Some cat owners also report that adding certain supplements or ingredients to their cat’s diet can help reduce odor, such as probiotics, omega-3 fatty acids, and apple cider vinegar. However, it is essential to consult with a veterinarian before making any dietary changes, as some ingredients may not be safe or effective for all cats.
Common Health Issues That Affect Cat Odors
Several health issues can affect a cat’s scent, including skin infections, dental problems, and kidney disease. Cats with skin infections may have a more intense odor, as the infection can cause inflammation and bacterial growth. Dental problems, such as gingivitis or tooth decay, can also contribute to bad breath and a sour smell.
Kidney disease is a common condition in older cats, and it can cause a distinctive odor of urine or ammonia. If you notice a sudden change in your cat’s odor, behavior, or appetite, it is essential to take them to the vet for a check-up.
How to Minimize Your Cat’s Woody Smell
If you find your cat’s woody smell overwhelming, there are several ways to minimize it without compromising their health or behavior. Regular grooming, such as brushing and bathing, can help remove excess hair and dirt that can trap odors. Using a high-quality cat litter and cleaning the litter box regularly can also help reduce the smell of urine and feces.
Adding air purifiers or opening windows can help improve air circulation and reduce the concentration of scent molecules in your home. Using natural remedies, such as baking soda or vinegar, can also help neutralize odors without exposing your cat to harsh chemicals.
Understanding and Accepting Your Cat’s Natural Odor
While it is possible to minimize your cat’s woody smell, it is essential to understand and accept that it is a natural part of their biology and behavior. Cats use scent marking as a way to communicate and establish their presence, and their woody odor is a byproduct of this process. Embracing your cat’s natural odor can help strengthen your bond and appreciation for their unique personality.
Conclusion: Celebrating the Uniqueness of Our Feline Companions
Cats are fascinating animals that bring joy, companionship, and mystery into our lives.

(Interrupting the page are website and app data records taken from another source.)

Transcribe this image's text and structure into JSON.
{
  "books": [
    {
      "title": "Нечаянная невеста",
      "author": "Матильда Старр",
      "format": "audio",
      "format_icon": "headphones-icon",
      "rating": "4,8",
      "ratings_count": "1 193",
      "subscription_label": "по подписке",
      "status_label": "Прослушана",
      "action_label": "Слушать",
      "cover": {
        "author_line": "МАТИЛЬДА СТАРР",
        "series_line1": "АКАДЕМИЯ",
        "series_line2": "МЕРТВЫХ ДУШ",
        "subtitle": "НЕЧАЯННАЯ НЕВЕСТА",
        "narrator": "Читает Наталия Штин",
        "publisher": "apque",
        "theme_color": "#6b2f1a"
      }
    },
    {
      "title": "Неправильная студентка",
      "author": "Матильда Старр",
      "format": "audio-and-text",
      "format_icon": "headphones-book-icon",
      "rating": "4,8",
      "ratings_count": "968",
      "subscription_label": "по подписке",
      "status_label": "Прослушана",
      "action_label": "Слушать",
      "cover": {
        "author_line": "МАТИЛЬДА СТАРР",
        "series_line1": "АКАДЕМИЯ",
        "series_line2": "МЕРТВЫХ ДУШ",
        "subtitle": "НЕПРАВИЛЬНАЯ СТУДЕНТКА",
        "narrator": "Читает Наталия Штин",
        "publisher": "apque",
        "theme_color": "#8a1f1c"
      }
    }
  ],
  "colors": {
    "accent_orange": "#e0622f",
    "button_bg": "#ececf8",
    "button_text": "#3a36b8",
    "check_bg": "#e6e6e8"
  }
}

Their woody smell is just one of the many aspects that make them unique and beloved by millions of people worldwide. By understanding the biology and behavior behind their scent, we can appreciate our feline companions even more and celebrate their individuality.